→ TASK GOAL
Word for word, print all of the entries below.

+ + + + +

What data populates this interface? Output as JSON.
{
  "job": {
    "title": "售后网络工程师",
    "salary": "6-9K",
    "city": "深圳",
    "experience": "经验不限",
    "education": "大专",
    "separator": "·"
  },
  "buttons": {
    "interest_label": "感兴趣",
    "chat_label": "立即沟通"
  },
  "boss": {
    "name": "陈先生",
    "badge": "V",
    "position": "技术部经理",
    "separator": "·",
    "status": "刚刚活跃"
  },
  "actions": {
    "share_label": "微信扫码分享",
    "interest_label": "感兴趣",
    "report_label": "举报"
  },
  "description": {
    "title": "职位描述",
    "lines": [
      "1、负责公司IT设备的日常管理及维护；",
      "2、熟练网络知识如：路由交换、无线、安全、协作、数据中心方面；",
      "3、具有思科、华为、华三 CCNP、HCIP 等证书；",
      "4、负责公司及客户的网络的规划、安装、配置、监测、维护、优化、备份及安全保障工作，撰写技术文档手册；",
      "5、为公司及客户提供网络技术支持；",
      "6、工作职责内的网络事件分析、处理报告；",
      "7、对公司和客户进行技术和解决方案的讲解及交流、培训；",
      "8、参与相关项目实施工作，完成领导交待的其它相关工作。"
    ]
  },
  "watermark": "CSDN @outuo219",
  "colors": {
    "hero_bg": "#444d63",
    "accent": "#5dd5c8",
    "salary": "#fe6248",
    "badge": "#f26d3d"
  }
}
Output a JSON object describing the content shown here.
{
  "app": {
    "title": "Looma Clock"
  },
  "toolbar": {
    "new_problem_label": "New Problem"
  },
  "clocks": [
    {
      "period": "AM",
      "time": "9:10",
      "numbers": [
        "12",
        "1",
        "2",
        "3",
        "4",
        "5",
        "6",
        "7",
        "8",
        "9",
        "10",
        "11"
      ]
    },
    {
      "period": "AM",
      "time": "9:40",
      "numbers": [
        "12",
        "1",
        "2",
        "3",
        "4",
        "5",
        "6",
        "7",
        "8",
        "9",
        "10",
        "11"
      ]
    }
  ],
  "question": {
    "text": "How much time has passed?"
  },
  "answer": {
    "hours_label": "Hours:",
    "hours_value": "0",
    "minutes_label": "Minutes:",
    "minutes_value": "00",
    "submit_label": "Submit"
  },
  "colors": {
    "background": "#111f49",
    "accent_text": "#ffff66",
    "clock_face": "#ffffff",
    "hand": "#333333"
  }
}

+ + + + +

→ EXERCISE SOLUTION
What data populates this interface? Output as JSON.
{
  "job": {
    "title": "售后网络工程师",
    "salary": "6-9K",
    "city": "深圳",
    "experience": "经验不限",
    "education": "大专",
    "separator": "·"
  },
  "buttons": {
    "interest_label": "感兴趣",
    "chat_label": "立即沟通"
  },
  "boss": {
    "name": "陈先生",
    "badge": "V",
    "position": "技术部经理",
    "separator": "·",
    "status": "刚刚活跃"
  },
  "actions": {
    "share_label": "微信扫码分享",
    "interest_label": "感兴趣",
    "report_label": "举报"
  },
  "description": {
    "title": "职位描述",
    "lines": [
      "1、负责公司IT设备的日常管理及维护；",
      "2、熟练网络知识如：路由交换、无线、安全、协作、数据中心方面；",
      "3、具有思科、华为、华三 CCNP、HCIP 等证书；",
      "4、负责公司及客户的网络的规划、安装、配置、监测、维护、优化、备份及安全保障工作，撰写技术文档手册；",
      "5、为公司及客户提供网络技术支持；",
      "6、工作职责内的网络事件分析、处理报告；",
      "7、对公司和客户进行技术和解决方案的讲解及交流、培训；",
      "8、参与相关项目实施工作，完成领导交待的其它相关工作。"
    ]
  },
  "watermark": "CSDN @outuo219",
  "colors": {
    "hero_bg": "#444d63",
    "accent": "#5dd5c8",
    "salary": "#fe6248",
    "badge": "#f26d3d"
  }
}
Output a JSON object describing the content shown here.
{
  "app": {
    "title": "Looma Clock"
  },
  "toolbar": {
    "new_problem_label": "New Problem"
  },
  "clocks": [
    {
      "period": "AM",
      "time": "9:10",
      "numbers": [
        "12",
        "1",
        "2",
        "3",
        "4",
        "5",
        "6",
        "7",
        "8",
        "9",
        "10",
        "11"
      ]
    },
    {
      "period": "AM",
      "time": "9:40",
      "numbers": [
        "12",
        "1",
        "2",
        "3",
        "4",
        "5",
        "6",
        "7",
        "8",
        "9",
        "10",
        "11"
      ]
    }
  ],
  "question": {
    "text": "How much time has passed?"
  },
  "answer": {
    "hours_label": "Hours:",
    "hours_value": "0",
    "minutes_label": "Minutes:",
    "minutes_value": "00",
    "submit_label": "Submit"
  },
  "colors": {
    "background": "#111f49",
    "accent_text": "#ffff66",
    "clock_face": "#ffffff",
    "hand": "#333333"
  }
}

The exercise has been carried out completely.